If the atomic amplitude is known and if we know the relative position of the scattering centers—the atoms of the substance in the sample (that is, if we know the structure of the scattering sample)—then we can draw up a general diffraction pattern (which is formed as a result of the interference of secondary waves originating from the scattering centers).
Theoretical calculations, confirmed by experimental measurements, show that the atomic scattering amplitude of electrons fe is maximal when θ = 0, and declines as θ increases. The quantity fe also depends on the nuclear charge (atomic number) Z and on the structure of the electron shells of the atom, increasing with Z (on the average) approximately as z⅓ for low vaiues of θ and as z⅔ for large values of θ, but exhibiting oscillations associated with the periodic character of the filling of the electron shells.
The atomic scattering amplitude of neutrons fn for thermal neutrons (neutrons with an energy of hundredths of an eV) does not depend on the scattering angle—that is, the scattering of such neutrons by the nucleus is identical in all directions (it has spherical symmetry). This is due to the fact that the atomic nucleus, with a radius on the order of 10−13 cm, is a “point” for (its size is infinitesimal in comparison to) thermal neutrons, whose wavelength is 10−8 cm. Moreover, there is no clear dependence in neutron scattering on the nuclear charge Z. Because of the presence in some nuclei of so-called resonance levels, with an energy close to the energy of thermal neutrons, the fn of such nuclei are negative.
An atom scatters electrons much more strongly than X rays and neutrons: the absolute values of the electron scattering amplitude fe are on the order 10−8 cm; for X rays, fx ~ 10−11 cm; and for neutrons, fn ~ 10−12 cm. Since the scattering intensity is proportional to the square of the scattering amplitude, electrons interact with matter (are scattered) approximately a million times more strongly than X rays (and especially than neutrons). Therefore, fine films, 10−6–10−5 cm thick, usually serve as samples for the observation of electron diffraction, while samples several mm thick must be used to observe the diffraction of X rays and neutrons.
The diffraction in any atomic system, such as a molecule or crystal, can be calculated if the coordinates of their centers r1 and the atomic amplitude fi are known for the given type of particle.
The effects of the diffraction of particles show up most clearly in crystal diffraction.
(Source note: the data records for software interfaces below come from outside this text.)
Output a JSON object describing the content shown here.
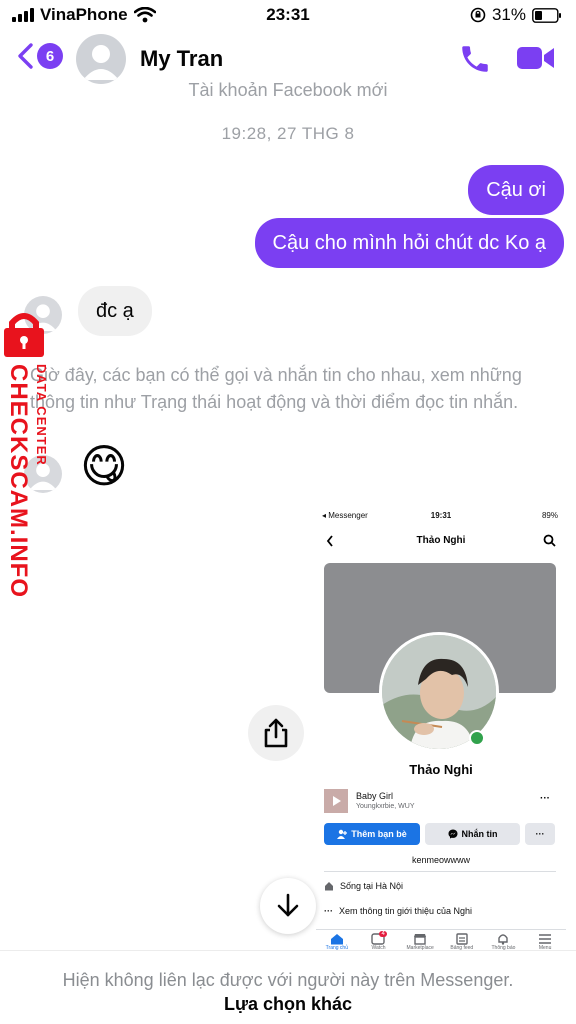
{
  "status_bar": {
    "carrier": "VinaPhone",
    "time": "23:31",
    "battery": "31%"
  },
  "header": {
    "unread_count": "6",
    "contact_name": "My Tran",
    "accent": "#7b3ff2"
  },
  "chat": {
    "partial_notice": "Tài khoản Facebook mới",
    "timestamp": "19:28, 27 THG 8",
    "out_messages": [
      "Cậu ơi",
      "Cậu cho mình hỏi chút dc Ko ạ"
    ],
    "in_message": "đc ạ",
    "system_info": "Giờ đây, các bạn có thể gọi và nhắn tin cho nhau, xem những thông tin như Trạng thái hoạt động và thời điểm đọc tin nhắn.",
    "emoji": "😋"
  },
  "watermark": {
    "site": "CHECKSCAM.INFO",
    "center": "DATA CENTER",
    "color": "#e8131d"
  },
  "shared_screenshot": {
    "status_app": "◂ Messenger",
    "status_time": "19:31",
    "status_battery": "89%",
    "title": "Thảo Nghi",
    "profile_name": "Thảo Nghi",
    "song_title": "Baby Girl",
    "song_artist": "Youngkxrbie, WUY",
    "add_friend_label": "Thêm bạn bè",
    "message_label": "Nhắn tin",
    "more_label": "···",
    "username": "kenmeowwww",
    "lives_in": "Sống tại Hà Nội",
    "see_intro": "Xem thông tin giới thiệu của Nghi",
    "tab_badge": "4",
    "tabs": [
      "Trang chủ",
      "Watch",
      "Marketplace",
      "Bảng feed",
      "Thông báo",
      "Menu"
    ]
  },
  "footer": {
    "note": "Hiện không liên lạc được với người này trên Messenger.",
    "action": "Lựa chọn khác"
  }
}
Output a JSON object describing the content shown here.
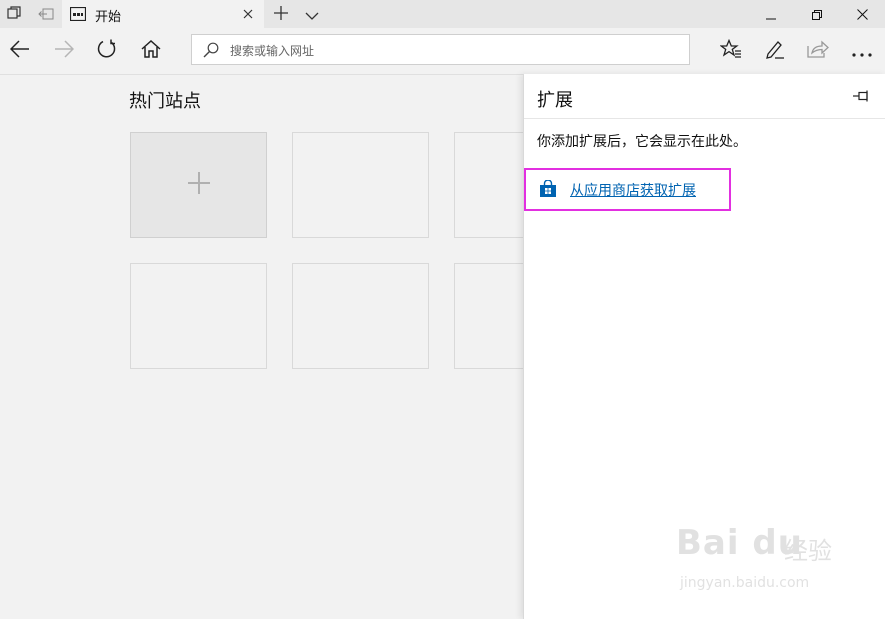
{
  "tab": {
    "title": "开始"
  },
  "address": {
    "placeholder": "搜索或输入网址"
  },
  "content": {
    "top_sites_title": "热门站点"
  },
  "extensions_pane": {
    "title": "扩展",
    "description": "你添加扩展后，它会显示在此处。",
    "store_link": "从应用商店获取扩展",
    "link_color": "#0063b1",
    "highlight_color": "#e22fe0"
  },
  "watermark": {
    "brand": "Bai du",
    "cn": "经验",
    "url": "jingyan.baidu.com"
  },
  "icons": {
    "tab_preview": "tab-preview-icon",
    "set_aside": "set-aside-tabs-icon",
    "page": "page-icon",
    "close": "close-icon",
    "new_tab": "plus-icon",
    "tab_list": "chevron-down-icon",
    "minimize": "minimize-icon",
    "restore": "restore-icon",
    "back": "back-arrow-icon",
    "forward": "forward-arrow-icon",
    "refresh": "refresh-icon",
    "home": "home-icon",
    "search": "search-icon",
    "favorites": "favorites-star-icon",
    "notes": "pen-icon",
    "share": "share-icon",
    "more": "more-icon",
    "pin": "pin-icon",
    "store": "store-bag-icon",
    "add": "plus-icon"
  }
}
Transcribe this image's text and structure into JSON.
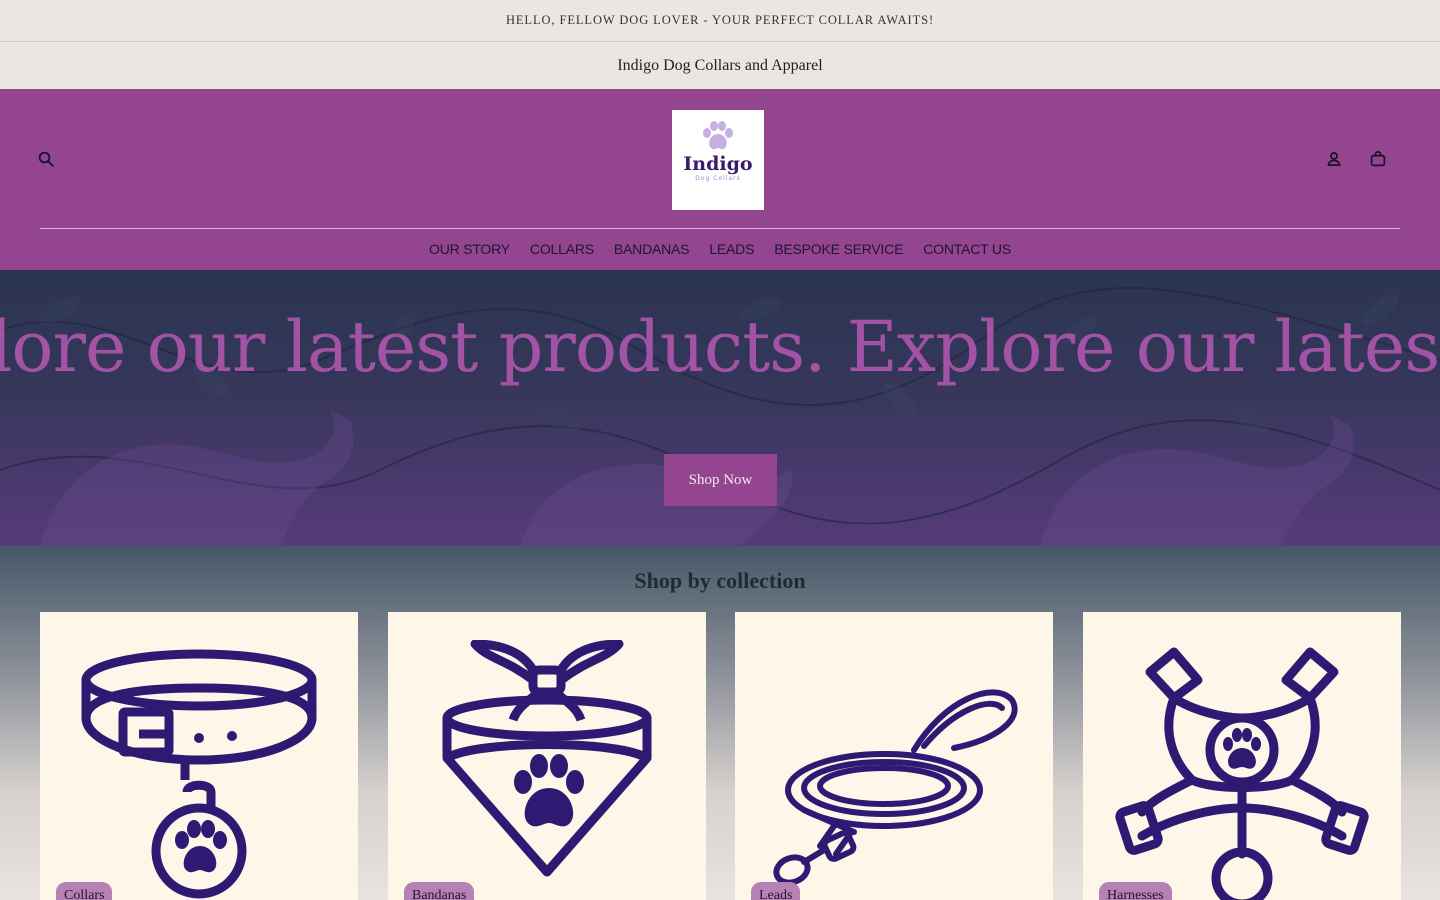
{
  "announcement": "HELLO, FELLOW DOG LOVER - YOUR PERFECT COLLAR AWAITS!",
  "subtitle": "Indigo Dog Collars and Apparel",
  "header": {
    "logo": {
      "word": "Indigo",
      "sub": "Dog Collars"
    },
    "icons": {
      "search": "search-icon",
      "account": "account-icon",
      "cart": "bag-icon"
    },
    "nav": [
      "OUR STORY",
      "COLLARS",
      "BANDANAS",
      "LEADS",
      "BESPOKE SERVICE",
      "CONTACT US"
    ]
  },
  "hero": {
    "marquee": "lore our latest products. Explore our latest prod",
    "button": "Shop Now"
  },
  "collections": {
    "title": "Shop by collection",
    "items": [
      {
        "label": "Collars",
        "icon": "collar-icon"
      },
      {
        "label": "Bandanas",
        "icon": "bandana-icon"
      },
      {
        "label": "Leads",
        "icon": "lead-icon"
      },
      {
        "label": "Harnesses",
        "icon": "harness-icon"
      }
    ]
  },
  "colors": {
    "brand": "#944590",
    "icon_purple": "#2e1a73",
    "card_bg": "#fdf6e9",
    "pill": "#b682b5"
  }
}
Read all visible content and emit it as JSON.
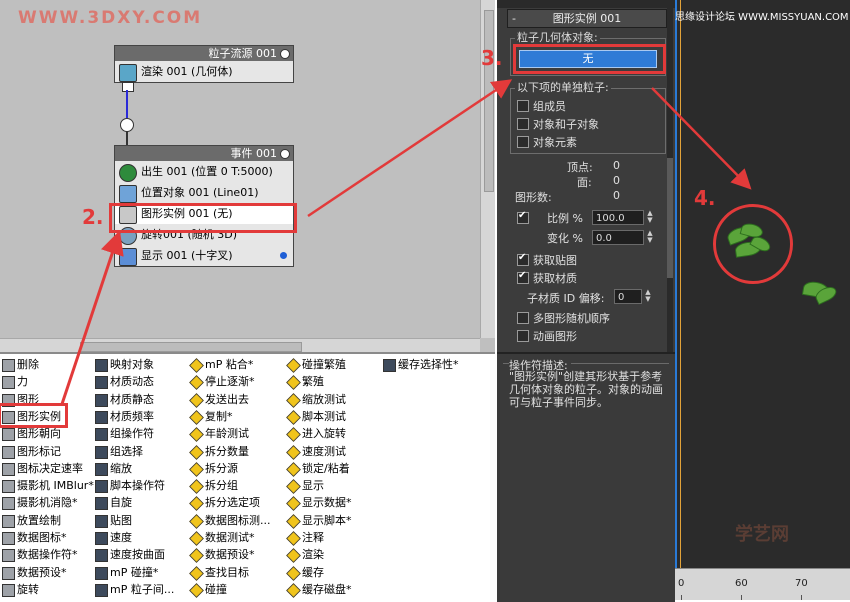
{
  "watermark": "WWW.3DXY.COM",
  "graph": {
    "source_node": {
      "title": "粒子流源 001",
      "rows": [
        "渲染 001 (几何体)"
      ]
    },
    "event_node": {
      "title": "事件 001",
      "rows": [
        "出生 001 (位置 0 T:5000)",
        "位置对象 001 (Line01)",
        "图形实例 001 (无)",
        "旋转001 (随机 3D)",
        "显示 001 (十字叉)"
      ]
    }
  },
  "annotations": {
    "step2": "2.",
    "step3": "3.",
    "step4": "4."
  },
  "depot": {
    "col1": [
      "删除",
      "力",
      "图形",
      "图形实例",
      "图形朝向",
      "图形标记",
      "图标决定速率",
      "摄影机 IMBlur*",
      "摄影机消隐*",
      "放置绘制",
      "数据图标*",
      "数据操作符*",
      "数据预设*",
      "旋转"
    ],
    "col2": [
      "映射对象",
      "材质动态",
      "材质静态",
      "材质频率",
      "组操作符",
      "组选择",
      "缩放",
      "脚本操作符",
      "自旋",
      "贴图",
      "速度",
      "速度按曲面",
      "mP 碰撞*",
      "mP 粒子间..."
    ],
    "col3": [
      "mP 粘合*",
      "停止逐渐*",
      "发送出去",
      "复制*",
      "年龄测试",
      "拆分数量",
      "拆分源",
      "拆分组",
      "拆分选定项",
      "数据图标测...",
      "数据测试*",
      "数据预设*",
      "查找目标",
      "碰撞"
    ],
    "col4": [
      "碰撞繁殖",
      "繁殖",
      "缩放测试",
      "脚本测试",
      "进入旋转",
      "速度测试",
      "锁定/粘着",
      "显示",
      "显示数据*",
      "显示脚本*",
      "注释",
      "渲染",
      "缓存",
      "缓存磁盘*"
    ],
    "col5": [
      "缓存选择性*"
    ]
  },
  "params": {
    "rollout_minus": "-",
    "rollout_title": "图形实例 001",
    "geometry_group_title": "粒子几何体对象:",
    "none_button": "无",
    "separate_group_title": "以下项的单独粒子:",
    "separate_options": [
      {
        "label": "组成员",
        "checked": false
      },
      {
        "label": "对象和子对象",
        "checked": false
      },
      {
        "label": "对象元素",
        "checked": false
      }
    ],
    "vertices_label": "顶点:",
    "vertices_value": "0",
    "faces_label": "面:",
    "faces_value": "0",
    "shape_count_label": "图形数:",
    "shape_count_value": "0",
    "scale_label": "比例 %",
    "scale_value": "100.0",
    "variation_label": "变化 %",
    "variation_value": "0.0",
    "acquire_map": "获取贴图",
    "acquire_material": "获取材质",
    "submat_offset_label": "子材质 ID 偏移:",
    "submat_offset_value": "0",
    "multi_shape_random": "多图形随机顺序",
    "animated_shape": "动画图形"
  },
  "description": {
    "title": "操作符描述:",
    "text": "\"图形实例\"创建其形状基于参考几何体对象的粒子。对象的动画可与粒子事件同步。"
  },
  "viewport": {
    "forum_text": "思缘设计论坛 WWW.MISSYUAN.COM",
    "ruler_numbers": [
      "0",
      "60",
      "70"
    ],
    "logo_text": "学艺网"
  },
  "colors": {
    "annotation_red": "#e23a3a",
    "selected_blue": "#2f7bd6"
  }
}
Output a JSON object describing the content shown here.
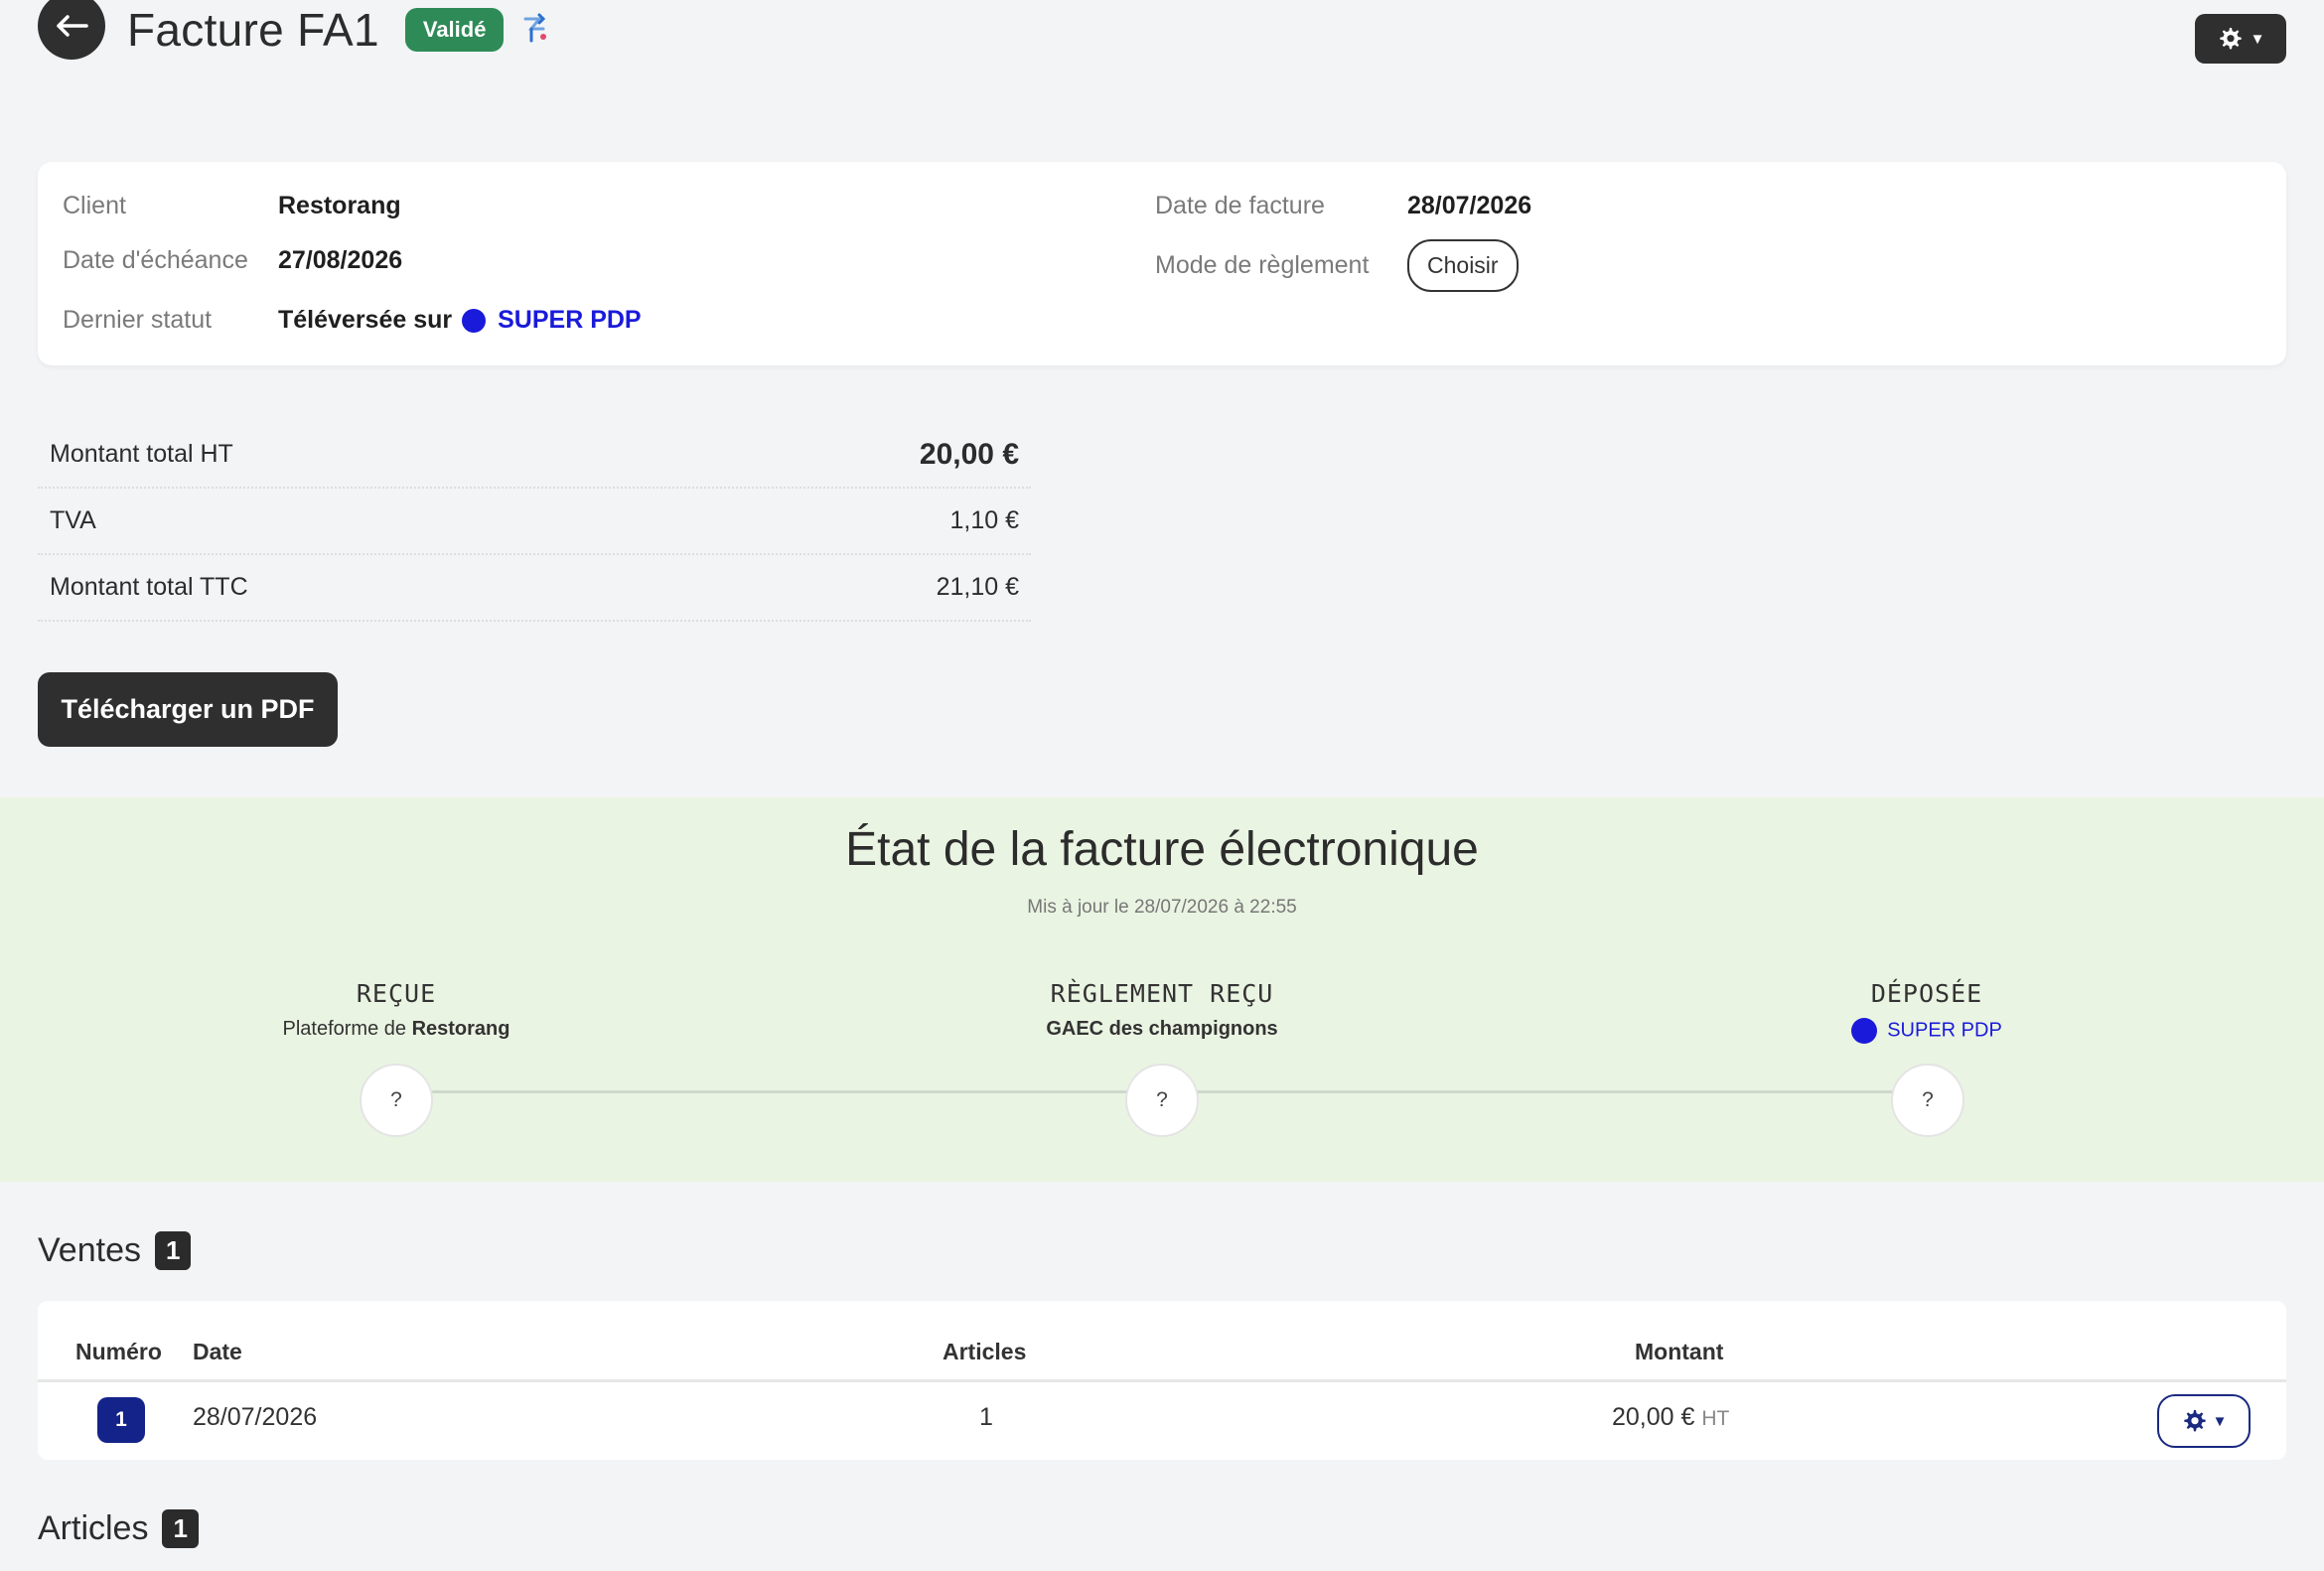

However, the thermal motion of atoms in a crystal somewhat changes the conditions of diffraction, and the intensity of the diffracted beams declines as the angle θ in formula (6) increases. In the liquid diffraction of particles, or in diffraction by amorphous bodies or gas molecules, where the degree of order is far less than in crystals, several broad diffraction maxima are usually observed.
The diffraction of particles, which at one time played such an important role in establishing the dual nature of matter (particle-wave dualism) and which thereby served as the experimental substantiation of quantum mechanics, has long been one of the principal working methods in studying the structure of matter. Two important modern methods of analyzing the atomic structure of matter—electronography and neutronography—are based on the diffraction of particles.
REFERENCESBlokhintsev, D. I. Osnovy kvantovoi mekhaniki, 4th ed. Moscow, 1963. Chapter 1, sections 7 and 8.
Pinsker, Z. G. Difraktsiia elektronov. Moscow-Leningrad, 1949.
Vainshtein, B. K. Strukturnaia elektronografiia. Moscow, 1956.
Bacon, G. Difraktsiia neitronov, Moscow, 1957. (Translated from English.)
Ramsey, N. Mokekuliarnye puchki. Moscow, 1960. (Translated from English.)
B. K. VAINSHTEIN